We believe in transparency and maintain editorial independence from our advertisers. Our team does not receive direct compensation from advertisers, allowing us to create unbiased content that prioritizes your interests.

Vein stripping is more properly called vein ligation. It is a surgical process by which large varicose veins are removed from the legs. Primary reasons for having vein stripping done include cosmetically improving the look of the legs, or addressing conditions that can be caused by varicose veins. In particular, some people develop ulcerations on or around varicose veins that may be eliminated through vein stripping.

Physicians call vein stripping an outpatient procedure, or same-day operation. Usually, a patient is given general anesthesia. When patients are completely unconscious through anesthesia, a vascular surgeon makes small cuts in the skin to access varicose veins. These are then ligated (cut) and removed. Remainders of the veins are tied off to control bleeding.

Vein stripping is typically used to remove large varicose veins. Small varicose veins are not treated in the same manner. Instead, if a person needs small varicose veins removed, they have a procedure called sclerotherapy, which injects chemicals into small veins to close them. If both large and small varicose veins are present, vein stripping and sclerotherapy are usually done in separate treatments.

There are some complications from vein stripping that may occur, and some people who should probably not undergo vein stripping. Pregnant women should never undergo the procedure. Vein stripping may worsen the condition of those with poor leg circulation, and those who are elderly may be more at risk from the procedure.

The greatest possible complication of the surgery is formation of clots that can then move to the lungs (pulmonary embolism). Though this is rare, the condition is very dangerous and should be considered prior to undergoing the procedure, particularly when the only purpose of vein stripping is cosmetic. Further, all surgeries run an inherent risk when one is under general anesthesia, or even local anesthesia is used. You should discuss risks and benefits with your surgeon prior to undergoing vein stripping.

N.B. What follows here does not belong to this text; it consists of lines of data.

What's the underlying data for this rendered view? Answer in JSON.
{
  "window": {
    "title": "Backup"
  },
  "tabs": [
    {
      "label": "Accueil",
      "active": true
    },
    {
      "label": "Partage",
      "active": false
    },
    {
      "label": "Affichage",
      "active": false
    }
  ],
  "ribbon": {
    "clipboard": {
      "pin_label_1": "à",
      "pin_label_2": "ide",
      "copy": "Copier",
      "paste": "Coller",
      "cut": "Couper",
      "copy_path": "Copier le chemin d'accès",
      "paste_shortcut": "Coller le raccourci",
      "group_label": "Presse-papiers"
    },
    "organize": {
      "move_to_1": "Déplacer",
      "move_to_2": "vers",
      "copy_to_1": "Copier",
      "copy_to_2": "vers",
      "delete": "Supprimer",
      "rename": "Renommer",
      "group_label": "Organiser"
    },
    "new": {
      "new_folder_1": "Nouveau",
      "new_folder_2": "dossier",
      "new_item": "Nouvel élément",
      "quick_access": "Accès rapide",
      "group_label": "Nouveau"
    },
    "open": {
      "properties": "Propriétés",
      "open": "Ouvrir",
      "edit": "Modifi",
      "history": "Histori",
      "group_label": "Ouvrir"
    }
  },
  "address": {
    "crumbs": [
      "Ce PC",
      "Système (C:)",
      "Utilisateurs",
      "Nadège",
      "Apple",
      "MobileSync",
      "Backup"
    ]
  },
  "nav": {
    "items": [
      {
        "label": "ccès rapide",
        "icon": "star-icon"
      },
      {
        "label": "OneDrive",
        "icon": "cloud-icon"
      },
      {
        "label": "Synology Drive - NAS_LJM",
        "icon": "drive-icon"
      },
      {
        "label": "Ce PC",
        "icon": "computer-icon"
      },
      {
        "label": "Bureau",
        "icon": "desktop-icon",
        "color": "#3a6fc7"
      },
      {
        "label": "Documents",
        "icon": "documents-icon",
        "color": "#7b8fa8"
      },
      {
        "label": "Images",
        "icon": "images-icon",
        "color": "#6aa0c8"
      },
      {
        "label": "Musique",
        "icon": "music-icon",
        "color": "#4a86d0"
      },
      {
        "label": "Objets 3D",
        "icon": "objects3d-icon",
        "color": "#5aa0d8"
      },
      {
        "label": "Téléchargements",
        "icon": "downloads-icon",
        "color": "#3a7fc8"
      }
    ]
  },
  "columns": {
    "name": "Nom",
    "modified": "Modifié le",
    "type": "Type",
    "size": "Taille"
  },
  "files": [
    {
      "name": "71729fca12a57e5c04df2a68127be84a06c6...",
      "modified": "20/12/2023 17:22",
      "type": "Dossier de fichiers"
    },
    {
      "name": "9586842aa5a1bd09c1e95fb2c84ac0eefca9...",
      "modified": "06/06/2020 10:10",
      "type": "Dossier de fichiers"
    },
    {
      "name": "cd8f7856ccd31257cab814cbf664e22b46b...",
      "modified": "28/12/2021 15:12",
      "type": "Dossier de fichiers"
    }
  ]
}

Some people do have residual scarring after vein stripping, and they may have new varicose veins form right away. Usually, varicose veins will reform when deep tissue veins are damaged. Removing deep tissue veins during the vein stripping process can halt this.

For most people, the surgery provides a better look to the legs, improves circulation and can reduce ulcers or leg pain due to standing for long periods of time. Most people are able to go back to work a few days after vein stripping, and are able to resume a fully active life within a few weeks of the surgery. Roughly 90% of those who undergo the procedure are satisfied with the results and have no complications due to the surgery.

The Health Board is dedicated to providing accurate and trustworthy information. We carefully select reputable sources and employ a rigorous fact-checking process to maintain the highest standards. To learn more about our commitment to accuracy, read our editorial process.
Tricia Christensen
By Tricia Christensen
With a Literature degree from Sonoma State University and years of experience as a The Health Board contributor, Tricia Christensen is based in Northern California and brings a wealth of knowledge and passion to her writing. Her wide-ranging interests include reading, writing, medicine, art, film, history, politics, ethics, and religion, all of which she incorporates into her informative articles. Tricia is currently working on her first novel.
Discussion Comments
Tricia Christensen
Tricia Christensen
With a Literature degree from Sonoma State University and years of experience as a The Health Board contributor, Tricia...
Learn more
The Health Board, in your inbox

Our latest articles, guides, and more, delivered daily.

The Health Board, in your inbox

Our latest articles, guides, and more, delivered daily.